(Beginning of DATA RECORDS)

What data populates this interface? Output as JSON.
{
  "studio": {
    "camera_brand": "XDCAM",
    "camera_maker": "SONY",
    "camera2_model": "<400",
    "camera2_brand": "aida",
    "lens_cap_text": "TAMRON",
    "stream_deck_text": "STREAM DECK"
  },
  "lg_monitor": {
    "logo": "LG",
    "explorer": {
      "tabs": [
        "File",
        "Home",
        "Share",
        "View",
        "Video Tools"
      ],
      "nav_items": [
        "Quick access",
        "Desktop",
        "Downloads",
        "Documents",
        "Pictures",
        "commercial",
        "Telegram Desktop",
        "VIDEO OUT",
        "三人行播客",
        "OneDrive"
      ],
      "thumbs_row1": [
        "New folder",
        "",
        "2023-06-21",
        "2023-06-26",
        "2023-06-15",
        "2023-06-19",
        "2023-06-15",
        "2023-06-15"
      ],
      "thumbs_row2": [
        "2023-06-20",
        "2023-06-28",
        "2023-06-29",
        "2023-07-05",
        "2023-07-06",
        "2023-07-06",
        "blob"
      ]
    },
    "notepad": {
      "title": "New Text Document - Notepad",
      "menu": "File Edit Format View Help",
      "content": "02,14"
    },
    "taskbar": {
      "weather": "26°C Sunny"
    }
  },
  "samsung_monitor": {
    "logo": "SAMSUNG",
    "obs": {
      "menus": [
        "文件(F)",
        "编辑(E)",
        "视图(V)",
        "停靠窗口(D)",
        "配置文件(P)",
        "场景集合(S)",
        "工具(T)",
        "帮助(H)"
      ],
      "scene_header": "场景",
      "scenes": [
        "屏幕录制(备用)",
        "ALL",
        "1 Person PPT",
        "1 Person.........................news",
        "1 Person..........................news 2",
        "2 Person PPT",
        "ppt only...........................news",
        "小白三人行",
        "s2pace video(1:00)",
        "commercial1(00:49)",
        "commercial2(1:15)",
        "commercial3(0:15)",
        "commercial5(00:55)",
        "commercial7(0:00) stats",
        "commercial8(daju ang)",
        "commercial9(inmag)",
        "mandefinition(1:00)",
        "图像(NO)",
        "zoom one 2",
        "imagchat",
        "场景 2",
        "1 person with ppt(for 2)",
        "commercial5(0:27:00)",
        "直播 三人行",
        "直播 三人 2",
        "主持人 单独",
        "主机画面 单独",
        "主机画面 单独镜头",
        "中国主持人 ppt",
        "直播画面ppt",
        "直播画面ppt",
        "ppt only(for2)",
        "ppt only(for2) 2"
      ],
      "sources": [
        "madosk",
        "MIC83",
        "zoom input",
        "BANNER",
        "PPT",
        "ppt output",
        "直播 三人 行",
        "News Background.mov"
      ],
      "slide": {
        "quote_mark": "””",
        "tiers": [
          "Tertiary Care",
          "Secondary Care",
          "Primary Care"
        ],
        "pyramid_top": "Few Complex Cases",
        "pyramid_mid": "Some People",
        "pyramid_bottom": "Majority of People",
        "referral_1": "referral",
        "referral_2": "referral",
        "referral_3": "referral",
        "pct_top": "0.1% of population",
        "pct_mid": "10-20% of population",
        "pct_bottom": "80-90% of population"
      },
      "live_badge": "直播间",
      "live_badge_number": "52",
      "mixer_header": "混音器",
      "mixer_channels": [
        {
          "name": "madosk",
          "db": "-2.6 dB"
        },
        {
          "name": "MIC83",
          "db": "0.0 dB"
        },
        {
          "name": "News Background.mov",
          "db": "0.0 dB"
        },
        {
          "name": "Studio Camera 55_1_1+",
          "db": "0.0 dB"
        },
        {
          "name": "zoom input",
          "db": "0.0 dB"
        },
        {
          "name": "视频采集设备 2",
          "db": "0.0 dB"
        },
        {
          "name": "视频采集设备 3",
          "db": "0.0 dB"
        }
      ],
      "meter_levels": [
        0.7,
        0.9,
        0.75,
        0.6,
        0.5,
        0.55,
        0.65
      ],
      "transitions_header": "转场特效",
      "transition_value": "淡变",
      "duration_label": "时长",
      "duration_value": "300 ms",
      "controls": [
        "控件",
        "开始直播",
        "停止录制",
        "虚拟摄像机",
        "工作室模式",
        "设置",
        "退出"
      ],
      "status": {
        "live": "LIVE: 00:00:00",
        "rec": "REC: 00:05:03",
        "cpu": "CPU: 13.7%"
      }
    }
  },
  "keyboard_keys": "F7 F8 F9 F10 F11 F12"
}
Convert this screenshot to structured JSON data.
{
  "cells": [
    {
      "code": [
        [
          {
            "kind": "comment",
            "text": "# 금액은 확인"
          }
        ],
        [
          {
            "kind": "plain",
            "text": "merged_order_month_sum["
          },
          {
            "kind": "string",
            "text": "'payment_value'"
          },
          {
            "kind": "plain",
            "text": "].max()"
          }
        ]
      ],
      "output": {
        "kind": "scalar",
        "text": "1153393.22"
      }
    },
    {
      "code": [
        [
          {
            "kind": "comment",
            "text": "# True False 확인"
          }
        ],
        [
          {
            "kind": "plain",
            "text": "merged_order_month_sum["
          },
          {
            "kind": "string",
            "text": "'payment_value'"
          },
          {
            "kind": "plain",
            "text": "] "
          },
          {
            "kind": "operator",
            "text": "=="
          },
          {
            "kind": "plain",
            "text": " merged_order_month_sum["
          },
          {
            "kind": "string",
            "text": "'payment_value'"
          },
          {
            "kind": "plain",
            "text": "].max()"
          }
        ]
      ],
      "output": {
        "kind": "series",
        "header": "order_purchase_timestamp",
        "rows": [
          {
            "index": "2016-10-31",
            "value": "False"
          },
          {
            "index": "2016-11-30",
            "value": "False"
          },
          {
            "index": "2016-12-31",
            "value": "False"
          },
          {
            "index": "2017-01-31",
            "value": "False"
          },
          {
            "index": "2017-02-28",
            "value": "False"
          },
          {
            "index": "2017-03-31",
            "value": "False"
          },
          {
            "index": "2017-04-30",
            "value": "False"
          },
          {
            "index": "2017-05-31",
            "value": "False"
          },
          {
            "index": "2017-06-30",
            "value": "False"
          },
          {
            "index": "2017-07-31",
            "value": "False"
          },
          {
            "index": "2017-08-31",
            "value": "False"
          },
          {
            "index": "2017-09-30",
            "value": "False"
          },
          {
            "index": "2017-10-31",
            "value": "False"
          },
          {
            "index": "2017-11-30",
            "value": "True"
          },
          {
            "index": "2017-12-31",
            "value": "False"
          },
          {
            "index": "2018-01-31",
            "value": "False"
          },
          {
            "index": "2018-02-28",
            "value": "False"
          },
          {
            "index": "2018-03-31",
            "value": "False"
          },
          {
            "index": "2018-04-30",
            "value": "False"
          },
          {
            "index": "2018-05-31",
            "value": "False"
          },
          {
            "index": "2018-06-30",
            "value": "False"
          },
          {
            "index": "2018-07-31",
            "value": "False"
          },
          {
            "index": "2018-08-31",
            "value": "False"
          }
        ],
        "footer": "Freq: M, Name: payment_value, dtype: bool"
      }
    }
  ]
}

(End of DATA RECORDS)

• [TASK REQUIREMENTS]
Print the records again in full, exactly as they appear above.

• [TASK SOLUTION]
What data populates this interface? Output as JSON.
{
  "studio": {
    "camera_brand": "XDCAM",
    "camera_maker": "SONY",
    "camera2_model": "<400",
    "camera2_brand": "aida",
    "lens_cap_text": "TAMRON",
    "stream_deck_text": "STREAM DECK"
  },
  "lg_monitor": {
    "logo": "LG",
    "explorer": {
      "tabs": [
        "File",
        "Home",
        "Share",
        "View",
        "Video Tools"
      ],
      "nav_items": [
        "Quick access",
        "Desktop",
        "Downloads",
        "Documents",
        "Pictures",
        "commercial",
        "Telegram Desktop",
        "VIDEO OUT",
        "三人行播客",
        "OneDrive"
      ],
      "thumbs_row1": [
        "New folder",
        "",
        "2023-06-21",
        "2023-06-26",
        "2023-06-15",
        "2023-06-19",
        "2023-06-15",
        "2023-06-15"
      ],
      "thumbs_row2": [
        "2023-06-20",
        "2023-06-28",
        "2023-06-29",
        "2023-07-05",
        "2023-07-06",
        "2023-07-06",
        "blob"
      ]
    },
    "notepad": {
      "title": "New Text Document - Notepad",
      "menu": "File Edit Format View Help",
      "content": "02,14"
    },
    "taskbar": {
      "weather": "26°C Sunny"
    }
  },
  "samsung_monitor": {
    "logo": "SAMSUNG",
    "obs": {
      "menus": [
        "文件(F)",
        "编辑(E)",
        "视图(V)",
        "停靠窗口(D)",
        "配置文件(P)",
        "场景集合(S)",
        "工具(T)",
        "帮助(H)"
      ],
      "scene_header": "场景",
      "scenes": [
        "屏幕录制(备用)",
        "ALL",
        "1 Person PPT",
        "1 Person.........................news",
        "1 Person..........................news 2",
        "2 Person PPT",
        "ppt only...........................news",
        "小白三人行",
        "s2pace video(1:00)",
        "commercial1(00:49)",
        "commercial2(1:15)",
        "commercial3(0:15)",
        "commercial5(00:55)",
        "commercial7(0:00) stats",
        "commercial8(daju ang)",
        "commercial9(inmag)",
        "mandefinition(1:00)",
        "图像(NO)",
        "zoom one 2",
        "imagchat",
        "场景 2",
        "1 person with ppt(for 2)",
        "commercial5(0:27:00)",
        "直播 三人行",
        "直播 三人 2",
        "主持人 单独",
        "主机画面 单独",
        "主机画面 单独镜头",
        "中国主持人 ppt",
        "直播画面ppt",
        "直播画面ppt",
        "ppt only(for2)",
        "ppt only(for2) 2"
      ],
      "sources": [
        "madosk",
        "MIC83",
        "zoom input",
        "BANNER",
        "PPT",
        "ppt output",
        "直播 三人 行",
        "News Background.mov"
      ],
      "slide": {
        "quote_mark": "””",
        "tiers": [
          "Tertiary Care",
          "Secondary Care",
          "Primary Care"
        ],
        "pyramid_top": "Few Complex Cases",
        "pyramid_mid": "Some People",
        "pyramid_bottom": "Majority of People",
        "referral_1": "referral",
        "referral_2": "referral",
        "referral_3": "referral",
        "pct_top": "0.1% of population",
        "pct_mid": "10-20% of population",
        "pct_bottom": "80-90% of population"
      },
      "live_badge": "直播间",
      "live_badge_number": "52",
      "mixer_header": "混音器",
      "mixer_channels": [
        {
          "name": "madosk",
          "db": "-2.6 dB"
        },
        {
          "name": "MIC83",
          "db": "0.0 dB"
        },
        {
          "name": "News Background.mov",
          "db": "0.0 dB"
        },
        {
          "name": "Studio Camera 55_1_1+",
          "db": "0.0 dB"
        },
        {
          "name": "zoom input",
          "db": "0.0 dB"
        },
        {
          "name": "视频采集设备 2",
          "db": "0.0 dB"
        },
        {
          "name": "视频采集设备 3",
          "db": "0.0 dB"
        }
      ],
      "meter_levels": [
        0.7,
        0.9,
        0.75,
        0.6,
        0.5,
        0.55,
        0.65
      ],
      "transitions_header": "转场特效",
      "transition_value": "淡变",
      "duration_label": "时长",
      "duration_value": "300 ms",
      "controls": [
        "控件",
        "开始直播",
        "停止录制",
        "虚拟摄像机",
        "工作室模式",
        "设置",
        "退出"
      ],
      "status": {
        "live": "LIVE: 00:00:00",
        "rec": "REC: 00:05:03",
        "cpu": "CPU: 13.7%"
      }
    }
  },
  "keyboard_keys": "F7 F8 F9 F10 F11 F12"
}
Convert this screenshot to structured JSON data.
{
  "cells": [
    {
      "code": [
        [
          {
            "kind": "comment",
            "text": "# 금액은 확인"
          }
        ],
        [
          {
            "kind": "plain",
            "text": "merged_order_month_sum["
          },
          {
            "kind": "string",
            "text": "'payment_value'"
          },
          {
            "kind": "plain",
            "text": "].max()"
          }
        ]
      ],
      "output": {
        "kind": "scalar",
        "text": "1153393.22"
      }
    },
    {
      "code": [
        [
          {
            "kind": "comment",
            "text": "# True False 확인"
          }
        ],
        [
          {
            "kind": "plain",
            "text": "merged_order_month_sum["
          },
          {
            "kind": "string",
            "text": "'payment_value'"
          },
          {
            "kind": "plain",
            "text": "] "
          },
          {
            "kind": "operator",
            "text": "=="
          },
          {
            "kind": "plain",
            "text": " merged_order_month_sum["
          },
          {
            "kind": "string",
            "text": "'payment_value'"
          },
          {
            "kind": "plain",
            "text": "].max()"
          }
        ]
      ],
      "output": {
        "kind": "series",
        "header": "order_purchase_timestamp",
        "rows": [
          {
            "index": "2016-10-31",
            "value": "False"
          },
          {
            "index": "2016-11-30",
            "value": "False"
          },
          {
            "index": "2016-12-31",
            "value": "False"
          },
          {
            "index": "2017-01-31",
            "value": "False"
          },
          {
            "index": "2017-02-28",
            "value": "False"
          },
          {
            "index": "2017-03-31",
            "value": "False"
          },
          {
            "index": "2017-04-30",
            "value": "False"
          },
          {
            "index": "2017-05-31",
            "value": "False"
          },
          {
            "index": "2017-06-30",
            "value": "False"
          },
          {
            "index": "2017-07-31",
            "value": "False"
          },
          {
            "index": "2017-08-31",
            "value": "False"
          },
          {
            "index": "2017-09-30",
            "value": "False"
          },
          {
            "index": "2017-10-31",
            "value": "False"
          },
          {
            "index": "2017-11-30",
            "value": "True"
          },
          {
            "index": "2017-12-31",
            "value": "False"
          },
          {
            "index": "2018-01-31",
            "value": "False"
          },
          {
            "index": "2018-02-28",
            "value": "False"
          },
          {
            "index": "2018-03-31",
            "value": "False"
          },
          {
            "index": "2018-04-30",
            "value": "False"
          },
          {
            "index": "2018-05-31",
            "value": "False"
          },
          {
            "index": "2018-06-30",
            "value": "False"
          },
          {
            "index": "2018-07-31",
            "value": "False"
          },
          {
            "index": "2018-08-31",
            "value": "False"
          }
        ],
        "footer": "Freq: M, Name: payment_value, dtype: bool"
      }
    }
  ]
}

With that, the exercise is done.